So, my kids and I created a Haiku Deck of what we feel the 12 Days of Outdoor Winter Family Time should look like and I welcome you to share this with your class if in a snow blanketed region. As with past discussions we tried to focus on the fact not everyone has a mountain or even a hill in their neighbourhood so purposefully kept it simple and easy for most to do if you have snow.
Give some of them a try and by all means, send me a tweet back if you hear of any of your students giving some of these a try over their time off. I’d love to share with my own kids and as it would relate to the last item … it would make their day as well.
All the best this season, whatever it may mean to you. My wish to you is great family time memories and I can’t wait to share more #EnviroEd challenges in 2015.
As we get into colder weather more than one school will be considering placing birdfeeders in their school yards and while I am in full support of feeders I do feel it is important to maintain it for the season if at all possible. Your feather friends will appreciate your class’s support but one could argue that they may also count upon it once it is started as well. I cannot think of many better ways to study animal behaviours than looking at bird feeding habitats. Grade 2 animal adaptations, both structural (ie beaks) and behavior (ie Jays making a mess of seed on the ground) can be studied easily from inside the class or on a short jaunt to the feeders on the other side of the school yard.
Maps, graphing, recording time and language arts can all fit in nicely with a local bird study.
Habitat for these birds is an important consideration as well. Having the bird feeder close to hedgerows and trees and avoiding squirrels and other would be predators are an important considerations. As such, have a look at your school yard, kinderpad or local park and give some thought as a class as to what you could do to attract birds. You should consider not only what type of feeder we place but also the best place for it and the types of birds you are trying to attract. The birds do not wish to fly too far to and from your feeder and wind protection makes it easier to land on an otherwise swinging feeder as well. Consider how close is too close to a building as well.
Sunflower, niger, cracked corn and mixed seed mixes will all attract different types of birds. One could also consider suet as well for those species that enjoy some meat along with their seed as well.
You could use recycled materials as well – though if considering paint or art of any type, please ensure you are using something that would not be harmful to those diners you are trying to attract in the first place.
You can even take part in Bird Studies Canada events like Project Feederwatch.

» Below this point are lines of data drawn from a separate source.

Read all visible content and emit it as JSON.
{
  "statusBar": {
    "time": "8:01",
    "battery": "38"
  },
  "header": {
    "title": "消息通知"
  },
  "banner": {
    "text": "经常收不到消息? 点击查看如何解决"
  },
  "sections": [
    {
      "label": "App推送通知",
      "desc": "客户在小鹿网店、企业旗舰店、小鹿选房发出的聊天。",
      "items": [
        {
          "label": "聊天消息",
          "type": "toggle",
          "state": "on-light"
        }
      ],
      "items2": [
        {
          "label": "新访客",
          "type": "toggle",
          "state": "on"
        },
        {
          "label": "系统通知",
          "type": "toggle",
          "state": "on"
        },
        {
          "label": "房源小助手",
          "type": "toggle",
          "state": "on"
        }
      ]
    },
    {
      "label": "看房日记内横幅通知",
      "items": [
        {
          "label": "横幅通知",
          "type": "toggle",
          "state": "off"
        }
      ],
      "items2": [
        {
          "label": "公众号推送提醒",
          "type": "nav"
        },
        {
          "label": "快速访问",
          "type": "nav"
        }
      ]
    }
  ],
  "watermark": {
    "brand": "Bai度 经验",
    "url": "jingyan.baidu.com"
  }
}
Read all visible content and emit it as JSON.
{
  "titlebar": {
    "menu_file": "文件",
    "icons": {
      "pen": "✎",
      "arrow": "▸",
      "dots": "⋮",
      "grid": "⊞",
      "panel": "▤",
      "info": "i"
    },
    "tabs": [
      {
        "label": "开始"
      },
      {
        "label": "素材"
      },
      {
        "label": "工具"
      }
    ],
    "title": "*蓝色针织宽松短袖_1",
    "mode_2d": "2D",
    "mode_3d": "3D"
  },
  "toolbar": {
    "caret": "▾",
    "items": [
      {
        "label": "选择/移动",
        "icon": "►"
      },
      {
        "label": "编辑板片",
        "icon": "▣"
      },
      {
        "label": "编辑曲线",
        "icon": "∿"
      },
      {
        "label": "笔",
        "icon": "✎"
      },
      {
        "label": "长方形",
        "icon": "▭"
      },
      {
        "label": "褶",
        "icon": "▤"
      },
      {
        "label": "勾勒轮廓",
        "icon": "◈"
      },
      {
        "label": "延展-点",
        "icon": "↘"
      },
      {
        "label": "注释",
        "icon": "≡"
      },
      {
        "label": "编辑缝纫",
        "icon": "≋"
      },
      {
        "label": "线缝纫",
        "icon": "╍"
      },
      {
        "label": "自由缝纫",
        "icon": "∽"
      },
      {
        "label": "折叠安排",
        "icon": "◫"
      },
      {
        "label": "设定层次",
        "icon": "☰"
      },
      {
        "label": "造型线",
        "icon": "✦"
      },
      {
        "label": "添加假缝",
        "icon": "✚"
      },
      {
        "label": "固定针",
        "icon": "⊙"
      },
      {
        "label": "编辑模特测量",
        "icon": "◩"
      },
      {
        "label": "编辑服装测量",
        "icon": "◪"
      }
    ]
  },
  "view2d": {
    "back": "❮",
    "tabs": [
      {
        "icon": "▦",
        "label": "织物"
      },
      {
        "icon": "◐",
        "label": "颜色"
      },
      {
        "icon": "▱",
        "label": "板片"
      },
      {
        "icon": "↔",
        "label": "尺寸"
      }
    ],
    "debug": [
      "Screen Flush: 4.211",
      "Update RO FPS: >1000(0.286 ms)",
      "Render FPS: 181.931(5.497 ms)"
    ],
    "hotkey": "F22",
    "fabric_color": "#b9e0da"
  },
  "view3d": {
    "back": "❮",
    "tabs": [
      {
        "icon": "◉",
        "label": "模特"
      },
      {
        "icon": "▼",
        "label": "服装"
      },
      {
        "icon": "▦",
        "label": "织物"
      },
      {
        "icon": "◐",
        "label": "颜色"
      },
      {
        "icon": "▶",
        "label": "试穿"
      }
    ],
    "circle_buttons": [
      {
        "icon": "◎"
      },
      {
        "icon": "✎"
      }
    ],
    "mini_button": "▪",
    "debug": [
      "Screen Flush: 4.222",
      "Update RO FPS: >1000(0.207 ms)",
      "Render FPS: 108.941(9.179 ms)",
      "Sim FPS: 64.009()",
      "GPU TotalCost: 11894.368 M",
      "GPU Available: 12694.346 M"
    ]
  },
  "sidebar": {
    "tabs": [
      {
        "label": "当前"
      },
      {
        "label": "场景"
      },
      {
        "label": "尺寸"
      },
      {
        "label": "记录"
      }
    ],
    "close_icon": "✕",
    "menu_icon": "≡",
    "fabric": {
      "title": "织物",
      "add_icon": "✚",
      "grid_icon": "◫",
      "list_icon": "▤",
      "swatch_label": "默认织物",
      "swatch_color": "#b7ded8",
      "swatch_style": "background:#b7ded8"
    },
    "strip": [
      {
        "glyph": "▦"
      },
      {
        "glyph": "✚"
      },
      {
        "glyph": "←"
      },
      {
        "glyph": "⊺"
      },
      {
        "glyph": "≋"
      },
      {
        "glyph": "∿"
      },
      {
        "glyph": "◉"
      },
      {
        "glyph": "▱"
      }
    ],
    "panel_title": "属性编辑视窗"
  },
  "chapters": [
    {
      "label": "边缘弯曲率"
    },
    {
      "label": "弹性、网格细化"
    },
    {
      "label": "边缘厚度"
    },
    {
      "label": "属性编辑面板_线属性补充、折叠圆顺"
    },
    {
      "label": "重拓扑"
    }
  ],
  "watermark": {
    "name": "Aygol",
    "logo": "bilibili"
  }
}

A simple challenge this week but one that I hope will create a lot of enjoyment, show ingenuity and lead to discussions on how we can help our feathered friends as we get deeper into the colder weather … design, build, maintain and perhaps even modify some birdfeeders this winter for a multitude of outdoor learning experiences!